==== DATA EXCERPTS ====

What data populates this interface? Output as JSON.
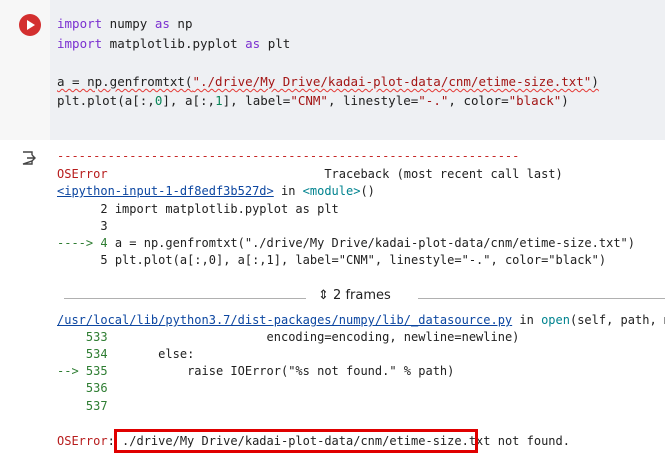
{
  "code_cell": {
    "line1": {
      "kw1": "import",
      "mod": " numpy ",
      "kw2": "as",
      "rest": " np"
    },
    "line2": {
      "kw1": "import",
      "mod": " matplotlib.pyplot ",
      "kw2": "as",
      "rest": " plt"
    },
    "line4": {
      "pre": "a = np.genfromtxt(",
      "str": "\"./drive/My Drive/kadai-plot-data/cnm/etime-size.txt\"",
      "post": ")"
    },
    "line5": {
      "a": "plt.plot(a[:,",
      "n0": "0",
      "b": "], a[:,",
      "n1": "1",
      "c": "], label=",
      "s1": "\"CNM\"",
      "d": ", linestyle=",
      "s2": "\"-.\"",
      "e": ", color=",
      "s3": "\"black\"",
      "f": ")"
    }
  },
  "output": {
    "dash_line": "----------------------------------------------------------------",
    "error_name": "OSError",
    "traceback_label": "Traceback (most recent call last)",
    "input_link": "<ipython-input-1-df8edf3b527d>",
    "in_word": " in ",
    "module": "<module>",
    "module_tail": "()",
    "tb": [
      {
        "prefix": "      ",
        "num": "2",
        "text": " import matplotlib.pyplot as plt"
      },
      {
        "prefix": "      ",
        "num": "3",
        "text": ""
      },
      {
        "prefix": "----> ",
        "num": "4",
        "text": " a = np.genfromtxt(\"./drive/My Drive/kadai-plot-data/cnm/etime-size.txt\")"
      },
      {
        "prefix": "      ",
        "num": "5",
        "text": " plt.plot(a[:,0], a[:,1], label=\"CNM\", linestyle=\"-.\", color=\"black\")"
      }
    ],
    "frames_label": "2 frames",
    "frames_icon": "unfold-icon",
    "lib_path": "/usr/local/lib/python3.7/dist-packages/numpy/lib/_datasource.py",
    "lib_in": " in ",
    "lib_func": "open",
    "lib_tail": "(self, path, mode",
    "lib_lines": [
      {
        "prefix": "    ",
        "num": "533",
        "text": "                      encoding=encoding, newline=newline)"
      },
      {
        "prefix": "    ",
        "num": "534",
        "text": "       else:"
      },
      {
        "prefix": "--> ",
        "num": "535",
        "text": "           raise IOError(\"%s not found.\" % path)"
      },
      {
        "prefix": "    ",
        "num": "536",
        "text": ""
      },
      {
        "prefix": "    ",
        "num": "537",
        "text": ""
      }
    ],
    "final_error": "OSError",
    "final_colon": ": ",
    "final_path": "./drive/My Drive/kadai-plot-data/cnm/etime-size.txt",
    "final_tail": " not found."
  },
  "icons": {
    "run": "run-cell-icon",
    "output": "output-arrow-icon"
  }
}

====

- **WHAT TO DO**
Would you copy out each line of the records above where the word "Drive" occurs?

- **EXERCISE RESPONSE**
      "str": "\"./drive/My Drive/kadai-plot-data/cnm/etime-size.txt\"",
        "text": " a = np.genfromtxt(\"./drive/My Drive/kadai-plot-data/cnm/etime-size.txt\")"
    "final_path": "./drive/My Drive/kadai-plot-data/cnm/etime-size.txt",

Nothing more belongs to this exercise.